_What is being asked:_
Write every record out again exactly, and keep images out of it.
== Segment start ==
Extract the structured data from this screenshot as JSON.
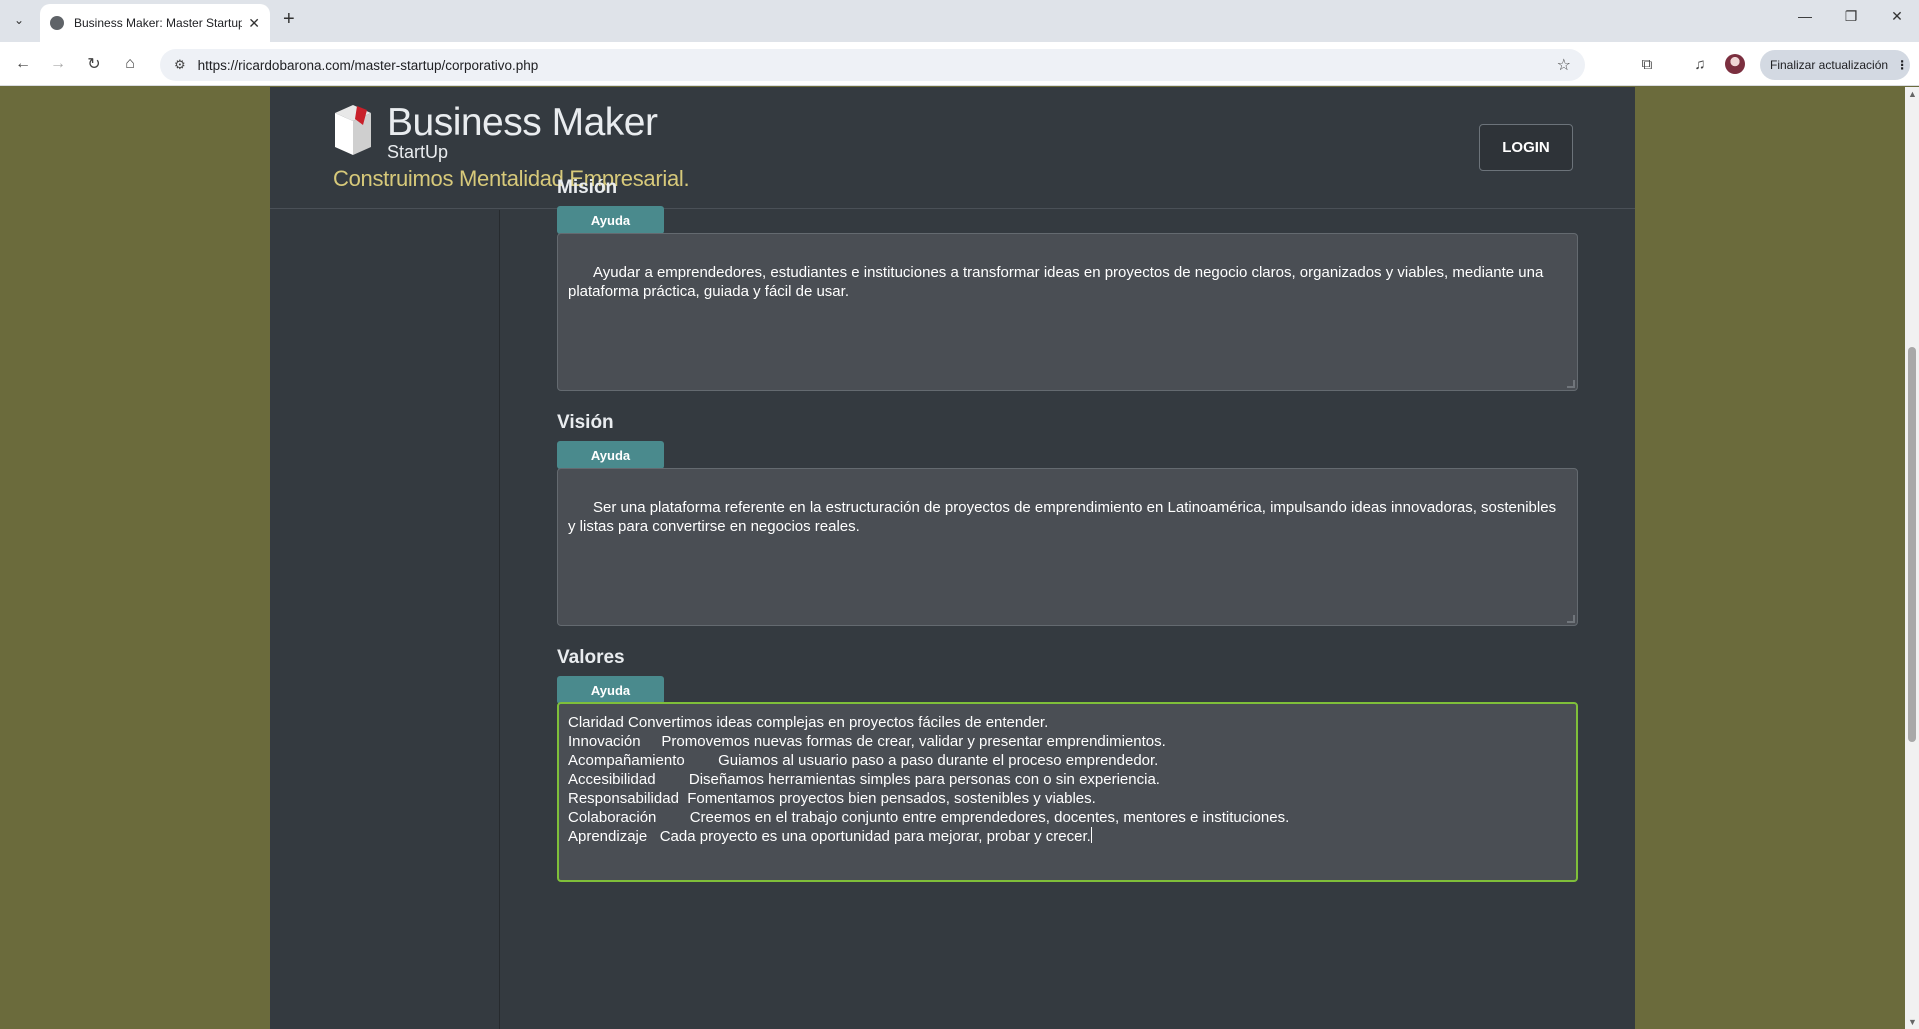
{
  "browser": {
    "tab_title": "Business Maker: Master Startup",
    "new_tab_icon": "plus-icon",
    "url": "https://ricardobarona.com/master-startup/corporativo.php",
    "update_button_label": "Finalizar actualización",
    "window_controls": {
      "minimize": "—",
      "restore": "❐",
      "close": "✕"
    }
  },
  "header": {
    "brand_name": "Business Maker",
    "brand_sub": "StartUp",
    "tagline": "Construimos Mentalidad Empresarial.",
    "login_label": "LOGIN"
  },
  "sections": {
    "mision": {
      "title": "Misión",
      "help_label": "Ayuda",
      "text": "Ayudar a emprendedores, estudiantes e instituciones a transformar ideas en proyectos de negocio claros, organizados y viables, mediante una plataforma práctica, guiada y fácil de usar."
    },
    "vision": {
      "title": "Visión",
      "help_label": "Ayuda",
      "text": "Ser una plataforma referente en la estructuración de proyectos de emprendimiento en Latinoamérica, impulsando ideas innovadoras, sostenibles y listas para convertirse en negocios reales."
    },
    "valores": {
      "title": "Valores",
      "help_label": "Ayuda",
      "text": "Claridad Convertimos ideas complejas en proyectos fáciles de entender.\nInnovación     Promovemos nuevas formas de crear, validar y presentar emprendimientos.\nAcompañamiento        Guiamos al usuario paso a paso durante el proceso emprendedor.\nAccesibilidad        Diseñamos herramientas simples para personas con o sin experiencia.\nResponsabilidad  Fomentamos proyectos bien pensados, sostenibles y viables.\nColaboración        Creemos en el trabajo conjunto entre emprendedores, docentes, mentores e instituciones.\nAprendizaje   Cada proyecto es una oportunidad para mejorar, probar y crecer."
    }
  },
  "colors": {
    "page_background": "#6b6b3c",
    "panel": "#343a40",
    "help_button": "#4a8a8d",
    "tagline": "#d7c97a",
    "focus_border": "#7fbf3a"
  }
}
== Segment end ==
_Answer below:_
Extract the structured data from this screenshot as JSON.
{
  "browser": {
    "tab_title": "Business Maker: Master Startup",
    "new_tab_icon": "plus-icon",
    "url": "https://ricardobarona.com/master-startup/corporativo.php",
    "update_button_label": "Finalizar actualización",
    "window_controls": {
      "minimize": "—",
      "restore": "❐",
      "close": "✕"
    }
  },
  "header": {
    "brand_name": "Business Maker",
    "brand_sub": "StartUp",
    "tagline": "Construimos Mentalidad Empresarial.",
    "login_label": "LOGIN"
  },
  "sections": {
    "mision": {
      "title": "Misión",
      "help_label": "Ayuda",
      "text": "Ayudar a emprendedores, estudiantes e instituciones a transformar ideas en proyectos de negocio claros, organizados y viables, mediante una plataforma práctica, guiada y fácil de usar."
    },
    "vision": {
      "title": "Visión",
      "help_label": "Ayuda",
      "text": "Ser una plataforma referente en la estructuración de proyectos de emprendimiento en Latinoamérica, impulsando ideas innovadoras, sostenibles y listas para convertirse en negocios reales."
    },
    "valores": {
      "title": "Valores",
      "help_label": "Ayuda",
      "text": "Claridad Convertimos ideas complejas en proyectos fáciles de entender.\nInnovación     Promovemos nuevas formas de crear, validar y presentar emprendimientos.\nAcompañamiento        Guiamos al usuario paso a paso durante el proceso emprendedor.\nAccesibilidad        Diseñamos herramientas simples para personas con o sin experiencia.\nResponsabilidad  Fomentamos proyectos bien pensados, sostenibles y viables.\nColaboración        Creemos en el trabajo conjunto entre emprendedores, docentes, mentores e instituciones.\nAprendizaje   Cada proyecto es una oportunidad para mejorar, probar y crecer."
    }
  },
  "colors": {
    "page_background": "#6b6b3c",
    "panel": "#343a40",
    "help_button": "#4a8a8d",
    "tagline": "#d7c97a",
    "focus_border": "#7fbf3a"
  }
}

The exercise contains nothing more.